(Data items)
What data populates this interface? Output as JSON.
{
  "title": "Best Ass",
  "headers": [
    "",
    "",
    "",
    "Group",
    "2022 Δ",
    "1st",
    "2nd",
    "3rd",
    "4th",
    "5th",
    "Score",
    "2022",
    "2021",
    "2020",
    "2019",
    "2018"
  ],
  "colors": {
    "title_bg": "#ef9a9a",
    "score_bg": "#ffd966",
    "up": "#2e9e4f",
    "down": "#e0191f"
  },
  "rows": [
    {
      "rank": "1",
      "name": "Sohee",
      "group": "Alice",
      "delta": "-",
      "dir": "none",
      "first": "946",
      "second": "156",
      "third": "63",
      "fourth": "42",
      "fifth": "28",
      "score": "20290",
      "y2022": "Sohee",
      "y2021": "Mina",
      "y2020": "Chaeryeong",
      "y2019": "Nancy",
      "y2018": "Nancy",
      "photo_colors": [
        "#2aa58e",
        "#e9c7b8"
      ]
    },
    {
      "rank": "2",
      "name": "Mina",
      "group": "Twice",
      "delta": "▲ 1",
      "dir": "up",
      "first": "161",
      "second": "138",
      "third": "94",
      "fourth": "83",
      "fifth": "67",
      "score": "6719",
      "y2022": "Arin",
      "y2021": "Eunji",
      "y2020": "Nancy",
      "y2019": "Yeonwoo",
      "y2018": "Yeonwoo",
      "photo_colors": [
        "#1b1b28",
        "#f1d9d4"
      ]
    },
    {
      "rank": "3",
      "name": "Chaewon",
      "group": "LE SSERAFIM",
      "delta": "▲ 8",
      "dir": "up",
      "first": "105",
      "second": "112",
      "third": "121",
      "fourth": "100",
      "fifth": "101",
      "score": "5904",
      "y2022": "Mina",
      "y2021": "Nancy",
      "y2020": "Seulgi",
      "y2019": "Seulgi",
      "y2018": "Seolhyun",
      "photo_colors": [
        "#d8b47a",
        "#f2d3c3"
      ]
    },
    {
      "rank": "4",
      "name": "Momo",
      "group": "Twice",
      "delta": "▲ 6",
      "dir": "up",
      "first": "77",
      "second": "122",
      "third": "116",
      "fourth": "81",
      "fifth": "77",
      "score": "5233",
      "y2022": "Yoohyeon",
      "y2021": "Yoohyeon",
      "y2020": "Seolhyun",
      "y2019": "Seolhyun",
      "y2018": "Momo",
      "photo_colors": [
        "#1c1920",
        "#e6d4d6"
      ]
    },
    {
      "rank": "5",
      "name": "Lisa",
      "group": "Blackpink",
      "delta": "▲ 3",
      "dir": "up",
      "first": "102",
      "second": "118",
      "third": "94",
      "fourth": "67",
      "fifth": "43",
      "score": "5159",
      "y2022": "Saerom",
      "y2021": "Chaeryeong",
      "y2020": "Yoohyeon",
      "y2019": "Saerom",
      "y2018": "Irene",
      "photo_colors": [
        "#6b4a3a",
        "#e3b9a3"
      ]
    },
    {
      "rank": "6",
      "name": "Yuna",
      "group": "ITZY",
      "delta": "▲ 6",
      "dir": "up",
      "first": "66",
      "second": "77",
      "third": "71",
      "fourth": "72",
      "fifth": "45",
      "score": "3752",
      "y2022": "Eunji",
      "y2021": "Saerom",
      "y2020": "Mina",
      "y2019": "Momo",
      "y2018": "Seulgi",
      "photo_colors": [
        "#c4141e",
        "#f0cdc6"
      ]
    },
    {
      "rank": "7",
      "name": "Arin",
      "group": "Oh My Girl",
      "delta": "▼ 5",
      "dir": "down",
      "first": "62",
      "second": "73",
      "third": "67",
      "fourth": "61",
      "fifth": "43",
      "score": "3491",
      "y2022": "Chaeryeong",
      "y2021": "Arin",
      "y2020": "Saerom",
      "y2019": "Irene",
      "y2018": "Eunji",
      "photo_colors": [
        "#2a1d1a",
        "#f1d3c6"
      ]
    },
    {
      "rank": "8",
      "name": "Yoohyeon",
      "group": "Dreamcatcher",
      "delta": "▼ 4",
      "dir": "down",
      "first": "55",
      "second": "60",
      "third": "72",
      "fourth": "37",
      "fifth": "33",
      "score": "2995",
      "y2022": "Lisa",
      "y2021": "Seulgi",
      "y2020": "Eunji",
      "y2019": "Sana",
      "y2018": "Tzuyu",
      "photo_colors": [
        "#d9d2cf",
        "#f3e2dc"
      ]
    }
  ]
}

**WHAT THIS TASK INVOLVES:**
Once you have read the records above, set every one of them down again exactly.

**FINISHED EXERCISE:**
What data populates this interface? Output as JSON.
{
  "title": "Best Ass",
  "headers": [
    "",
    "",
    "",
    "Group",
    "2022 Δ",
    "1st",
    "2nd",
    "3rd",
    "4th",
    "5th",
    "Score",
    "2022",
    "2021",
    "2020",
    "2019",
    "2018"
  ],
  "colors": {
    "title_bg": "#ef9a9a",
    "score_bg": "#ffd966",
    "up": "#2e9e4f",
    "down": "#e0191f"
  },
  "rows": [
    {
      "rank": "1",
      "name": "Sohee",
      "group": "Alice",
      "delta": "-",
      "dir": "none",
      "first": "946",
      "second": "156",
      "third": "63",
      "fourth": "42",
      "fifth": "28",
      "score": "20290",
      "y2022": "Sohee",
      "y2021": "Mina",
      "y2020": "Chaeryeong",
      "y2019": "Nancy",
      "y2018": "Nancy",
      "photo_colors": [
        "#2aa58e",
        "#e9c7b8"
      ]
    },
    {
      "rank": "2",
      "name": "Mina",
      "group": "Twice",
      "delta": "▲ 1",
      "dir": "up",
      "first": "161",
      "second": "138",
      "third": "94",
      "fourth": "83",
      "fifth": "67",
      "score": "6719",
      "y2022": "Arin",
      "y2021": "Eunji",
      "y2020": "Nancy",
      "y2019": "Yeonwoo",
      "y2018": "Yeonwoo",
      "photo_colors": [
        "#1b1b28",
        "#f1d9d4"
      ]
    },
    {
      "rank": "3",
      "name": "Chaewon",
      "group": "LE SSERAFIM",
      "delta": "▲ 8",
      "dir": "up",
      "first": "105",
      "second": "112",
      "third": "121",
      "fourth": "100",
      "fifth": "101",
      "score": "5904",
      "y2022": "Mina",
      "y2021": "Nancy",
      "y2020": "Seulgi",
      "y2019": "Seulgi",
      "y2018": "Seolhyun",
      "photo_colors": [
        "#d8b47a",
        "#f2d3c3"
      ]
    },
    {
      "rank": "4",
      "name": "Momo",
      "group": "Twice",
      "delta": "▲ 6",
      "dir": "up",
      "first": "77",
      "second": "122",
      "third": "116",
      "fourth": "81",
      "fifth": "77",
      "score": "5233",
      "y2022": "Yoohyeon",
      "y2021": "Yoohyeon",
      "y2020": "Seolhyun",
      "y2019": "Seolhyun",
      "y2018": "Momo",
      "photo_colors": [
        "#1c1920",
        "#e6d4d6"
      ]
    },
    {
      "rank": "5",
      "name": "Lisa",
      "group": "Blackpink",
      "delta": "▲ 3",
      "dir": "up",
      "first": "102",
      "second": "118",
      "third": "94",
      "fourth": "67",
      "fifth": "43",
      "score": "5159",
      "y2022": "Saerom",
      "y2021": "Chaeryeong",
      "y2020": "Yoohyeon",
      "y2019": "Saerom",
      "y2018": "Irene",
      "photo_colors": [
        "#6b4a3a",
        "#e3b9a3"
      ]
    },
    {
      "rank": "6",
      "name": "Yuna",
      "group": "ITZY",
      "delta": "▲ 6",
      "dir": "up",
      "first": "66",
      "second": "77",
      "third": "71",
      "fourth": "72",
      "fifth": "45",
      "score": "3752",
      "y2022": "Eunji",
      "y2021": "Saerom",
      "y2020": "Mina",
      "y2019": "Momo",
      "y2018": "Seulgi",
      "photo_colors": [
        "#c4141e",
        "#f0cdc6"
      ]
    },
    {
      "rank": "7",
      "name": "Arin",
      "group": "Oh My Girl",
      "delta": "▼ 5",
      "dir": "down",
      "first": "62",
      "second": "73",
      "third": "67",
      "fourth": "61",
      "fifth": "43",
      "score": "3491",
      "y2022": "Chaeryeong",
      "y2021": "Arin",
      "y2020": "Saerom",
      "y2019": "Irene",
      "y2018": "Eunji",
      "photo_colors": [
        "#2a1d1a",
        "#f1d3c6"
      ]
    },
    {
      "rank": "8",
      "name": "Yoohyeon",
      "group": "Dreamcatcher",
      "delta": "▼ 4",
      "dir": "down",
      "first": "55",
      "second": "60",
      "third": "72",
      "fourth": "37",
      "fifth": "33",
      "score": "2995",
      "y2022": "Lisa",
      "y2021": "Seulgi",
      "y2020": "Eunji",
      "y2019": "Sana",
      "y2018": "Tzuyu",
      "photo_colors": [
        "#d9d2cf",
        "#f3e2dc"
      ]
    }
  ]
}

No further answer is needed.